* _TASK GOAL_
Among the entries below, find the lines with the word "command" and return them.

* _INFORMATION SUPPLIED_
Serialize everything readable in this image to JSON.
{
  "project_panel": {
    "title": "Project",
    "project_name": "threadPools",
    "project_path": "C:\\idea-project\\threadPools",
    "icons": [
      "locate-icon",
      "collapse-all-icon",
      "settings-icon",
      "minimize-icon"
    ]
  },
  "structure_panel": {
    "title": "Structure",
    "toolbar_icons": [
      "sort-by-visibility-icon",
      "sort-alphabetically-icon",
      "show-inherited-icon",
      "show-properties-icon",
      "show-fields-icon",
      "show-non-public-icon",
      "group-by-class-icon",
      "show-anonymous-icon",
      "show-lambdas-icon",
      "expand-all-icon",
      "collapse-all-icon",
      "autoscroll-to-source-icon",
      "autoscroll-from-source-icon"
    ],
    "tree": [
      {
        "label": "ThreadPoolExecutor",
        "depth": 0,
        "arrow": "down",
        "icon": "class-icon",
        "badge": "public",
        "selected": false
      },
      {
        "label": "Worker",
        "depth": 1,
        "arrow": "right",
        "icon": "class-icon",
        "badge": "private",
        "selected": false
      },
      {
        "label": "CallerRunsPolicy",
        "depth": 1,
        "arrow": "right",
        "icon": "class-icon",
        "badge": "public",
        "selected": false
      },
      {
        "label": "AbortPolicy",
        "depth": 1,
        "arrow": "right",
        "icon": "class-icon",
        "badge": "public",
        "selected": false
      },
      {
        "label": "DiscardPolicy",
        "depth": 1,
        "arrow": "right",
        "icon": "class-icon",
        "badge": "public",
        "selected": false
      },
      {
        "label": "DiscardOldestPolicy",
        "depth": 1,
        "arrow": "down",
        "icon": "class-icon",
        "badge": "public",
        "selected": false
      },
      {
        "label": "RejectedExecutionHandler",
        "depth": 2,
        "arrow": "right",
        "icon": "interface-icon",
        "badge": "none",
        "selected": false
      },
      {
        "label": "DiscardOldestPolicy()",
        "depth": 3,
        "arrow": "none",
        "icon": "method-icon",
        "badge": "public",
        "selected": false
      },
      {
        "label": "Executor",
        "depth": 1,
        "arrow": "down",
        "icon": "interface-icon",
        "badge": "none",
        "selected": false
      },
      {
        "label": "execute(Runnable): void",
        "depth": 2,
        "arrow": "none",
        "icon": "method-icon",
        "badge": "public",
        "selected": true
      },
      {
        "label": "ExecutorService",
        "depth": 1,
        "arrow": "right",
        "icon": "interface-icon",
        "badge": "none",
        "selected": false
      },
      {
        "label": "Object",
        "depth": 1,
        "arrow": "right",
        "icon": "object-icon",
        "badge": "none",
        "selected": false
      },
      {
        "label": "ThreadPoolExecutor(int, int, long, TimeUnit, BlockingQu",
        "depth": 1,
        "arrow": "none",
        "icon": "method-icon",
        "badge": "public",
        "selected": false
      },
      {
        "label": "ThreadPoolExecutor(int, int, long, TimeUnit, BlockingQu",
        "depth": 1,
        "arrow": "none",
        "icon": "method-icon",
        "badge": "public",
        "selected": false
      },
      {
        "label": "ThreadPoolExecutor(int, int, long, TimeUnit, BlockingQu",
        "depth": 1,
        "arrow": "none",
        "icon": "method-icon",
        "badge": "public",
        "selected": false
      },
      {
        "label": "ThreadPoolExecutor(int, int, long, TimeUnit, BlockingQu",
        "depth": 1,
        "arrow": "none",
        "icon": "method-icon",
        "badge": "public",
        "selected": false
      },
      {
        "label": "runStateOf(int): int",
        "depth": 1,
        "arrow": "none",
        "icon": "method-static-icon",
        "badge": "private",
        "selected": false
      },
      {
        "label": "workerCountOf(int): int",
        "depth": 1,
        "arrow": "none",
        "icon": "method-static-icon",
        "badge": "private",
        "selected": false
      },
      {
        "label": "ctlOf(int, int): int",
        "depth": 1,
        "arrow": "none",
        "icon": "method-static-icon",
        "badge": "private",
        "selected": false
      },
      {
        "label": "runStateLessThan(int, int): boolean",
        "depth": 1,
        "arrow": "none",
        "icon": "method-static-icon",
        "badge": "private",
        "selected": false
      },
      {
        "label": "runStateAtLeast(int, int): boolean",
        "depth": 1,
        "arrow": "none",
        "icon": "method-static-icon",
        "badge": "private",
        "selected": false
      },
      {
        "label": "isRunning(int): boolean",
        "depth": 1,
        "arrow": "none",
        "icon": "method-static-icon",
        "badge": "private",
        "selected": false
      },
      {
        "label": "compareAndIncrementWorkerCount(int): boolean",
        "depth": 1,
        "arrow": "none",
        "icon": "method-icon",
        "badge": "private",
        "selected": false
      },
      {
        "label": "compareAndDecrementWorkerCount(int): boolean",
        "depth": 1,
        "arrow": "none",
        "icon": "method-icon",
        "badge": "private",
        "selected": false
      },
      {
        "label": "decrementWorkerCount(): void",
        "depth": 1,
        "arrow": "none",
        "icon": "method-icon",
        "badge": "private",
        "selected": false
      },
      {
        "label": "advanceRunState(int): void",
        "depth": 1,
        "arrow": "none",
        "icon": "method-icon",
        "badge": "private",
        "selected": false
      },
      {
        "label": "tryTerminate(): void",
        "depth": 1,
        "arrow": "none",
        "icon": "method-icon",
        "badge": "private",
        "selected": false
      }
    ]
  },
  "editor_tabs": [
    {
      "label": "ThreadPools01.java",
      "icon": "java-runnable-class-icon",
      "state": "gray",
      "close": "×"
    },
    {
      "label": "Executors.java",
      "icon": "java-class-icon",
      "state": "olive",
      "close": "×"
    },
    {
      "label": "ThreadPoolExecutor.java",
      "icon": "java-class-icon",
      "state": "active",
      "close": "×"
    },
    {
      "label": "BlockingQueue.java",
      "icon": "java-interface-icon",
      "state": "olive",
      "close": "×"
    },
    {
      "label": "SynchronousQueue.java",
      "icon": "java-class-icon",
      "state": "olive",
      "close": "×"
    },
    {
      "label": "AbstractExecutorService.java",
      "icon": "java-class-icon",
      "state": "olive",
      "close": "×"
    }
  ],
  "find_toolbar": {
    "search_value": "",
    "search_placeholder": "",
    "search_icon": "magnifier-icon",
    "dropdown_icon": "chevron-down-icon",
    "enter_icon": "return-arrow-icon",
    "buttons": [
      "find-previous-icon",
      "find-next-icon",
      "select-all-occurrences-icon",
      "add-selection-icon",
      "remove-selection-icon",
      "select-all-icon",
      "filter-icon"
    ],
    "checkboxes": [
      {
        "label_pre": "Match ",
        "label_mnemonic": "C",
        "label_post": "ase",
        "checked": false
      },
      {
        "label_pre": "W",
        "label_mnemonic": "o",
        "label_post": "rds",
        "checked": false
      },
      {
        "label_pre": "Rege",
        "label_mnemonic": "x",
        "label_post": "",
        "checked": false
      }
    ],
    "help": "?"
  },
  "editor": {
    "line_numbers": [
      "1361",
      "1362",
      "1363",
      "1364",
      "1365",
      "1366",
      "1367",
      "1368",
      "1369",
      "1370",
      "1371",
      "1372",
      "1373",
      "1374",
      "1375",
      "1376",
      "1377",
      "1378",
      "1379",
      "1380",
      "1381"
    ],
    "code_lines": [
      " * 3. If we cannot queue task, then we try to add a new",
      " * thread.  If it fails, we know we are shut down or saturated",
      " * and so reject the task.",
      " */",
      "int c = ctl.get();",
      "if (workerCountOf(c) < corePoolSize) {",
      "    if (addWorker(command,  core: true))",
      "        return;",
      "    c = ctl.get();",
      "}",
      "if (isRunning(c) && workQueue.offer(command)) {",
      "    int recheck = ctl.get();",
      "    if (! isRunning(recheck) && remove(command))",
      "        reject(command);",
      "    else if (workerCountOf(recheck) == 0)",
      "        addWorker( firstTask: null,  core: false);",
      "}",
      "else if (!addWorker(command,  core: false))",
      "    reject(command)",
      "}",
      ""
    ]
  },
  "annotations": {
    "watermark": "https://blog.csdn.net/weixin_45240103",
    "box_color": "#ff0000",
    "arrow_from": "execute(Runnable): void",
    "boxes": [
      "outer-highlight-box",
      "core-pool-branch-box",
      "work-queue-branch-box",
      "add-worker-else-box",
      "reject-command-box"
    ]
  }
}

* _OUTPUT OF THE TASK_
      "    if (addWorker(command,  core: true))",
      "if (isRunning(c) && workQueue.offer(command)) {",
      "    if (! isRunning(recheck) && remove(command))",
      "        reject(command);",
      "else if (!addWorker(command,  core: false))",
      "    reject(command)",
      "reject-command-box"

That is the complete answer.